Ships to Release Alkalinizing Agents, Save the Great Barrier Reef!
The ongoing buildup of carbon dioxide has affected the global climate with increasing temperatures. This has inherently made oceans warmer and more acidic, the effects of which have degraded the coral reefs around the world.
Research conducted by CSIRO Oceans and Atmosphere, Hobart, came with an interesting concept to prevent damage to a certain extent – by releasing alkalinizing agents from ships that could protect Australia’s Great Barrier Reef.
Acidic water disrupts the pH level, reducing the concentration of the carbonate ions in the seawater – used to build out their skeleton. This compromises the structure of the coral reefs following the bleaching events.
Coral skeletons are made of aragonite, a form of calcium carbonate. Corals grow the skeletons upward with bundles of aragonite crystals, one top of each other. The buildup provides strength to the skeletons and helps to withstand the current and waves underwater. The results of this study were published today in IOP Publishing journal Environmental Research Letters.
In response to the declining health of the coral reef ecosystem, a wide range of potential solutions has been investigated and under consideration. This includes a proposal to add alkalinity to balance the pH level for a positive impact on the coral reef to a certain level.
Researchers have stated that that they used a coupled hydrodynamic-biogeochemical model that was validated for the Great Barrier Reef region. The process would require 30,000 tonnes of the alkalinizing agent from a carrier that can reach out to the entire reef over 2,000 km.
This strategy was stated to offset 10 years of ocean acidification in the area.

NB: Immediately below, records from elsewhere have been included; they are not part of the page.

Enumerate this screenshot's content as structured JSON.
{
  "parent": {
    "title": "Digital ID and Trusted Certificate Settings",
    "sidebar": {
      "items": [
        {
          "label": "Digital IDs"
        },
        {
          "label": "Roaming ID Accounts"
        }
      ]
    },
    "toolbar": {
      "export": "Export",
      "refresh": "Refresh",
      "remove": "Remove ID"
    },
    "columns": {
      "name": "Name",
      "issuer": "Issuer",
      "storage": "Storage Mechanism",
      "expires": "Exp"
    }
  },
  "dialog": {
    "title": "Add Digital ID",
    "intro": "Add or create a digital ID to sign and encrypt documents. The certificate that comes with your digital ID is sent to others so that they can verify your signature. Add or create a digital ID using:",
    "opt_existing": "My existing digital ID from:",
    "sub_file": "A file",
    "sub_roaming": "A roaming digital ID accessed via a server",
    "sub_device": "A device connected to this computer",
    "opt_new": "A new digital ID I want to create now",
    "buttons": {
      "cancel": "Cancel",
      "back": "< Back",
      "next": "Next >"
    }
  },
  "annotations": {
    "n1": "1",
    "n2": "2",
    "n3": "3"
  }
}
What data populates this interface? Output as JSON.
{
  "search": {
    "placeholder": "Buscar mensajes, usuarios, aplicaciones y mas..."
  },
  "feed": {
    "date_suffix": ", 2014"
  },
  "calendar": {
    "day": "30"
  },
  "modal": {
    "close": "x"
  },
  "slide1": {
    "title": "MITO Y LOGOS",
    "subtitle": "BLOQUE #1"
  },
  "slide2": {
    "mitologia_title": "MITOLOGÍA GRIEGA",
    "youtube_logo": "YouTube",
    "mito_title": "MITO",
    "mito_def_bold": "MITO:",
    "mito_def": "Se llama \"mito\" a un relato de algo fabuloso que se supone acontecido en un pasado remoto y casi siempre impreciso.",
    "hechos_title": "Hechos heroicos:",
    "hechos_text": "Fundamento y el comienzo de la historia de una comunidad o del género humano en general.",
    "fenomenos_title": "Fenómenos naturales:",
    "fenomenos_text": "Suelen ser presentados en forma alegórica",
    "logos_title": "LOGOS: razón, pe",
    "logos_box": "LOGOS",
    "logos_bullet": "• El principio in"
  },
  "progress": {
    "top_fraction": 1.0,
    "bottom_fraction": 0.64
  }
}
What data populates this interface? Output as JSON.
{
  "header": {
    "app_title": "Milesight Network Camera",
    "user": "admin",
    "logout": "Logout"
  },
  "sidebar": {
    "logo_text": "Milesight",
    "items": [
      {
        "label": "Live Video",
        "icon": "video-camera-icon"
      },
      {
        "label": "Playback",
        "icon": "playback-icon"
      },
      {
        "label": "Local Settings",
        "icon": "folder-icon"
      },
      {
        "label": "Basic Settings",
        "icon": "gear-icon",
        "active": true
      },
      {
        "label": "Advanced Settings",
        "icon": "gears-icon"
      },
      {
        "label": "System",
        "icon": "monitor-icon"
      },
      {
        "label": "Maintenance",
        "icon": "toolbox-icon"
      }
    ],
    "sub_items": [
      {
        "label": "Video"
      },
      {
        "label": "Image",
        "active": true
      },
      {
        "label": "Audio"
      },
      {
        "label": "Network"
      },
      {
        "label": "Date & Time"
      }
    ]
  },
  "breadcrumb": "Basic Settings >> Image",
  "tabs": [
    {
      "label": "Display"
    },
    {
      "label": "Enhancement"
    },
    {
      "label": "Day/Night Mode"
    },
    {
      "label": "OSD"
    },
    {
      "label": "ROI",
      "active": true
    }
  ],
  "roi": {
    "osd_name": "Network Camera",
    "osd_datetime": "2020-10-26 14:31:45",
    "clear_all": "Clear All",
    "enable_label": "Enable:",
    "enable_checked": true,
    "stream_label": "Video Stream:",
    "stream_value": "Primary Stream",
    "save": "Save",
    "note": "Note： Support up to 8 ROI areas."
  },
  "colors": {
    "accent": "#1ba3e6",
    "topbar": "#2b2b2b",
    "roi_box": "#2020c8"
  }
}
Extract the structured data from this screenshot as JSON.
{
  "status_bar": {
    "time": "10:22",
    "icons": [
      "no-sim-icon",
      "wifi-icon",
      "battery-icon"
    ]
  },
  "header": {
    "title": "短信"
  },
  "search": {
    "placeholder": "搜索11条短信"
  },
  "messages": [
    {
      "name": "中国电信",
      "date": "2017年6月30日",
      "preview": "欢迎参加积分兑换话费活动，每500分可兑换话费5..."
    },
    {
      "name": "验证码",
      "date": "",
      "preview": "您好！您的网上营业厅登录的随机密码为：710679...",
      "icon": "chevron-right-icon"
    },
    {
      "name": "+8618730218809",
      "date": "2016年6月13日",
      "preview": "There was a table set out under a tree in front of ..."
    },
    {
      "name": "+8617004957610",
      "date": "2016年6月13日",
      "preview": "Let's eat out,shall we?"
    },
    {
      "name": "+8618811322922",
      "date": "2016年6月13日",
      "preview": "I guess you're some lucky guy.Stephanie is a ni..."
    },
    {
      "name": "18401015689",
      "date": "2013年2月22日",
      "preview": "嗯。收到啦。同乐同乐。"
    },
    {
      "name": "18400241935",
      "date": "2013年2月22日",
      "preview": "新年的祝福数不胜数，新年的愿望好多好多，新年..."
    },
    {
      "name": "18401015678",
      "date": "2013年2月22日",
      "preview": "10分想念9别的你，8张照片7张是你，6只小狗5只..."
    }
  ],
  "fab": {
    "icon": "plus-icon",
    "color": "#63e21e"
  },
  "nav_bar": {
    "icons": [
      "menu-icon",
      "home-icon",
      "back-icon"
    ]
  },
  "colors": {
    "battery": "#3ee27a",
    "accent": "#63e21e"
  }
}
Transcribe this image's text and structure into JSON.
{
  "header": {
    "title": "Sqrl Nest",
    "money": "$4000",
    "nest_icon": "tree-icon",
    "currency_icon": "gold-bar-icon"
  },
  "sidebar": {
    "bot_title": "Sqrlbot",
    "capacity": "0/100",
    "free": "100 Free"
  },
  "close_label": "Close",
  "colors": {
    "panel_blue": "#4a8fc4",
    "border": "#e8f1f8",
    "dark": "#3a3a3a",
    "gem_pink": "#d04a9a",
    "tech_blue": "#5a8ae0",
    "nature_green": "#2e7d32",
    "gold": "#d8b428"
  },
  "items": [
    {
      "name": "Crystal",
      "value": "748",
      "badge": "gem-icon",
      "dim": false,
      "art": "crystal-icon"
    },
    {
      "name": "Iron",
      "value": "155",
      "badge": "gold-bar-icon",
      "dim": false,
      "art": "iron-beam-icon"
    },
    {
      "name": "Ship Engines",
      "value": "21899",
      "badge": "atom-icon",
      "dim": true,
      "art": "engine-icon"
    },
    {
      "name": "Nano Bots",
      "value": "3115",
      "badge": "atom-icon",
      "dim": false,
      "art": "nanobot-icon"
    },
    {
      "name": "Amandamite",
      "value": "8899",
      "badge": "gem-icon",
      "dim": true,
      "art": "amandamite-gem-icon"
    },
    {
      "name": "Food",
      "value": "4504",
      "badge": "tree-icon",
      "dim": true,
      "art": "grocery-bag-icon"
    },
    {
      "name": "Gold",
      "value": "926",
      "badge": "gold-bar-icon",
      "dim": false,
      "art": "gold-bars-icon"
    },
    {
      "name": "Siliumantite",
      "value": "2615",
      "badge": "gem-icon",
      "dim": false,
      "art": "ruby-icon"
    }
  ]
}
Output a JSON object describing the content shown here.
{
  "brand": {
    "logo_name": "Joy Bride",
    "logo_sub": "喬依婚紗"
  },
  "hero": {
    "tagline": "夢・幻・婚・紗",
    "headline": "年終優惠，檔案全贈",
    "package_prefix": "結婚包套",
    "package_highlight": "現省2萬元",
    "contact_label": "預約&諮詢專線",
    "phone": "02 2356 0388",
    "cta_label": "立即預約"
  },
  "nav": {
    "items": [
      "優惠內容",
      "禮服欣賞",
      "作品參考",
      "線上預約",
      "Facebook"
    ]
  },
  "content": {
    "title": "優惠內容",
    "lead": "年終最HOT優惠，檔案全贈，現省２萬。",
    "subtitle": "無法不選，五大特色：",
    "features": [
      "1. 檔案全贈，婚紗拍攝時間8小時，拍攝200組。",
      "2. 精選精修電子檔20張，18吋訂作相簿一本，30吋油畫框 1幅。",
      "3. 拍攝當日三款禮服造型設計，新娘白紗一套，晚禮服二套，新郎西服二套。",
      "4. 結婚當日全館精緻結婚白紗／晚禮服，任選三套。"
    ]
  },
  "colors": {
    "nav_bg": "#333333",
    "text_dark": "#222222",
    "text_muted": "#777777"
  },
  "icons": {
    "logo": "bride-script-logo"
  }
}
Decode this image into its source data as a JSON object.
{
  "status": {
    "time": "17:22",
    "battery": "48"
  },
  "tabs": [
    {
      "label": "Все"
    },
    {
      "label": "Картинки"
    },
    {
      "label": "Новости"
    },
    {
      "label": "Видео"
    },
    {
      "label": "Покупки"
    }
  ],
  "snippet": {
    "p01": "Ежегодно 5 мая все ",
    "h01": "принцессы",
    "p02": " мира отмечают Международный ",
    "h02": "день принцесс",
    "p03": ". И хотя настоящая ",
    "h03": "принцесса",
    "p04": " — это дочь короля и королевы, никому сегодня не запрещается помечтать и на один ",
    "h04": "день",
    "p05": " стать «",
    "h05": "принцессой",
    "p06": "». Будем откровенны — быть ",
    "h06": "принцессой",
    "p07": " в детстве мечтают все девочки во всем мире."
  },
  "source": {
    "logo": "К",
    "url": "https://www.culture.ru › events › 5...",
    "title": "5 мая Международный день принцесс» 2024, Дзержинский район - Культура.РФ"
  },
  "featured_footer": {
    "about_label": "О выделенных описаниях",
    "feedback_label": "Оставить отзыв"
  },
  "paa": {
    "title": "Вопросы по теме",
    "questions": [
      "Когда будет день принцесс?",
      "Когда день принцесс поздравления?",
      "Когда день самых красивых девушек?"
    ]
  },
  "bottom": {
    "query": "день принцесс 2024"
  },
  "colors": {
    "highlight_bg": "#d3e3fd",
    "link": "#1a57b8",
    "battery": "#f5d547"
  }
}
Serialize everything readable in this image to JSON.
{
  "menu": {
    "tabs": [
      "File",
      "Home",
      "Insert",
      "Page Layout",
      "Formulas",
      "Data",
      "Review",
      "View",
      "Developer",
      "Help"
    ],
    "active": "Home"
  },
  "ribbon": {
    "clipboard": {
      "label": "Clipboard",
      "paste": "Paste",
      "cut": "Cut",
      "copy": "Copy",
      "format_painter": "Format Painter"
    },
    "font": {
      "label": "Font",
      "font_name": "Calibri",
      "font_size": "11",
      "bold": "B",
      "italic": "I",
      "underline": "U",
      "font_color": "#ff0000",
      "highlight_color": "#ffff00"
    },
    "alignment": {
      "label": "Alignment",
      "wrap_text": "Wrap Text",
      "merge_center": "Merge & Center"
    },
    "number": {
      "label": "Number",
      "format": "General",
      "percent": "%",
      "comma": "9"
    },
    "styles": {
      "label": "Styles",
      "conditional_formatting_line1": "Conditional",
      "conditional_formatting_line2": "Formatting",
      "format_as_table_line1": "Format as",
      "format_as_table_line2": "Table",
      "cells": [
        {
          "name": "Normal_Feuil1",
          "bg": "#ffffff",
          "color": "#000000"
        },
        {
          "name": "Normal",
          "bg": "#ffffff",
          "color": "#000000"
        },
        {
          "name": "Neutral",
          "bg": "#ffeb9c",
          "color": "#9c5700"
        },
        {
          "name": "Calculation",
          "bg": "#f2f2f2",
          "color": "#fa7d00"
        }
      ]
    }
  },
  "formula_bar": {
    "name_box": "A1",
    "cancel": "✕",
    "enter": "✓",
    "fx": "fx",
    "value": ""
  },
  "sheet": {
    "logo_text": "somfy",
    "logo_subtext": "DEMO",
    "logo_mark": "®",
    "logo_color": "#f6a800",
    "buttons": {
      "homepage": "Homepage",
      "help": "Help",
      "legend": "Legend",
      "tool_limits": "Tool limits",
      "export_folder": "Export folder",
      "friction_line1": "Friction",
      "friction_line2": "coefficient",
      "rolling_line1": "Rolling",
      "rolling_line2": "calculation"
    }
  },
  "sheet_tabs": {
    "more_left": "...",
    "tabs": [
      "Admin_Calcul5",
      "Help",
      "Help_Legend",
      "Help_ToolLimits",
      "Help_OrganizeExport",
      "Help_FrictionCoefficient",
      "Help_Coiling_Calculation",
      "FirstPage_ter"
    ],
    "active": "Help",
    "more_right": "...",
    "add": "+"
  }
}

Despite permanent solutions being far-fetched, it must be noted that temporary and quick fixes are important for vulnerable areas as the world continues to fight long-term over the issues of global climate change and its effect on the oceans.